TASK PROMPT:
Please copy out the lines in the entries that contain "bottom".

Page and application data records

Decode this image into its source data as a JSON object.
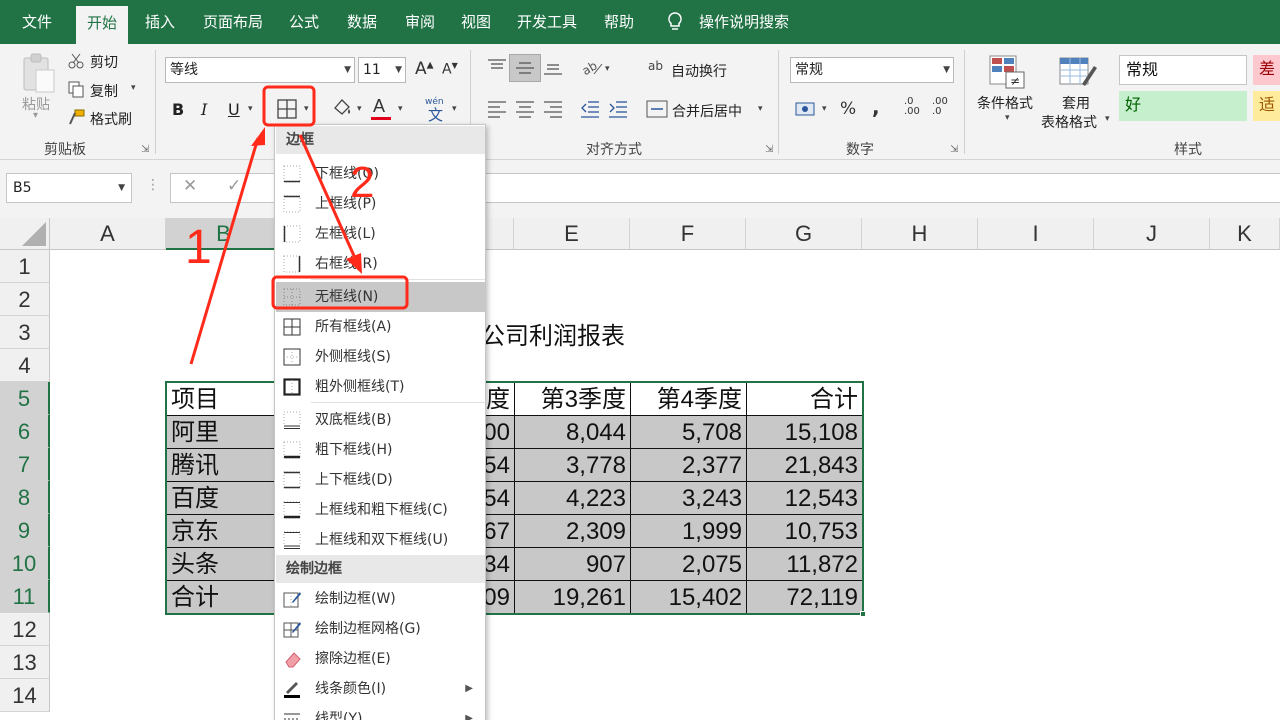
{
  "menubar": {
    "tabs": [
      "文件",
      "开始",
      "插入",
      "页面布局",
      "公式",
      "数据",
      "审阅",
      "视图",
      "开发工具",
      "帮助"
    ],
    "active_tab": "开始",
    "search_label": "操作说明搜索"
  },
  "ribbon": {
    "clipboard": {
      "paste": "粘贴",
      "cut": "剪切",
      "copy": "复制",
      "format_painter": "格式刷",
      "group": "剪贴板"
    },
    "font": {
      "name": "等线",
      "size": "11",
      "bold": "B",
      "italic": "I",
      "underline": "U",
      "font_color_glyph": "A",
      "phonetic": "wén"
    },
    "alignment": {
      "wrap_text": "自动换行",
      "merge_center": "合并后居中",
      "group": "对齐方式",
      "abc": "ab"
    },
    "number": {
      "format": "常规",
      "percent": "%",
      "comma": ",",
      "group": "数字",
      "inc_decimal": ".00",
      "dec_decimal": ".0"
    },
    "styles": {
      "conditional": "条件格式",
      "table_fmt_1": "套用",
      "table_fmt_2": "表格格式",
      "normal": "常规",
      "bad": "差",
      "good": "好",
      "neutral": "适",
      "group": "样式"
    }
  },
  "formula_bar": {
    "name_box": "B5",
    "cancel": "✕",
    "enter": "✓"
  },
  "sheet": {
    "columns": [
      "A",
      "B",
      "C",
      "D",
      "E",
      "F",
      "G",
      "H",
      "I",
      "J",
      "K"
    ],
    "rows": [
      "1",
      "2",
      "3",
      "4",
      "5",
      "6",
      "7",
      "8",
      "9",
      "10",
      "11",
      "12",
      "13",
      "14"
    ],
    "selected_col": "B",
    "title_fragment": "公司利润报表",
    "table": {
      "header": [
        "项目",
        "度",
        "第3季度",
        "第4季度",
        "合计"
      ],
      "rows": [
        [
          "阿里",
          "00",
          "8,044",
          "5,708",
          "15,108"
        ],
        [
          "腾讯",
          "54",
          "3,778",
          "2,377",
          "21,843"
        ],
        [
          "百度",
          "54",
          "4,223",
          "3,243",
          "12,543"
        ],
        [
          "京东",
          "67",
          "2,309",
          "1,999",
          "10,753"
        ],
        [
          "头条",
          "34",
          "907",
          "2,075",
          "11,872"
        ],
        [
          "合计",
          "09",
          "19,261",
          "15,402",
          "72,119"
        ]
      ]
    }
  },
  "border_menu": {
    "section_border": "边框",
    "items": [
      {
        "label": "下框线(O)",
        "icon": "border-bottom-icon"
      },
      {
        "label": "上框线(P)",
        "icon": "border-top-icon"
      },
      {
        "label": "左框线(L)",
        "icon": "border-left-icon"
      },
      {
        "label": "右框线(R)",
        "icon": "border-right-icon"
      },
      {
        "label": "无框线(N)",
        "icon": "no-border-icon"
      },
      {
        "label": "所有框线(A)",
        "icon": "all-borders-icon"
      },
      {
        "label": "外侧框线(S)",
        "icon": "outside-borders-icon"
      },
      {
        "label": "粗外侧框线(T)",
        "icon": "thick-outside-borders-icon"
      },
      {
        "label": "双底框线(B)",
        "icon": "bottom-double-border-icon"
      },
      {
        "label": "粗下框线(H)",
        "icon": "thick-bottom-border-icon"
      },
      {
        "label": "上下框线(D)",
        "icon": "top-bottom-border-icon"
      },
      {
        "label": "上框线和粗下框线(C)",
        "icon": "top-thick-bottom-border-icon"
      },
      {
        "label": "上框线和双下框线(U)",
        "icon": "top-double-bottom-border-icon"
      }
    ],
    "section_draw": "绘制边框",
    "draw_items": [
      {
        "label": "绘制边框(W)",
        "icon": "draw-border-icon"
      },
      {
        "label": "绘制边框网格(G)",
        "icon": "draw-border-grid-icon"
      },
      {
        "label": "擦除边框(E)",
        "icon": "eraser-icon"
      },
      {
        "label": "线条颜色(I)",
        "icon": "line-color-icon"
      },
      {
        "label": "线型(Y)",
        "icon": "line-style-icon"
      }
    ],
    "highlighted": "无框线(N)"
  },
  "annotations": {
    "step1": "1",
    "step2": "2",
    "color": "#ff2a1a"
  },
  "colors": {
    "excel_green": "#217346",
    "selection_fill": "#c8c8c8"
  }
}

FINAL ANSWER:
        "icon": "border-bottom-icon"
        "icon": "bottom-double-border-icon"
        "icon": "thick-bottom-border-icon"
        "icon": "top-bottom-border-icon"
        "icon": "top-thick-bottom-border-icon"
        "icon": "top-double-bottom-border-icon"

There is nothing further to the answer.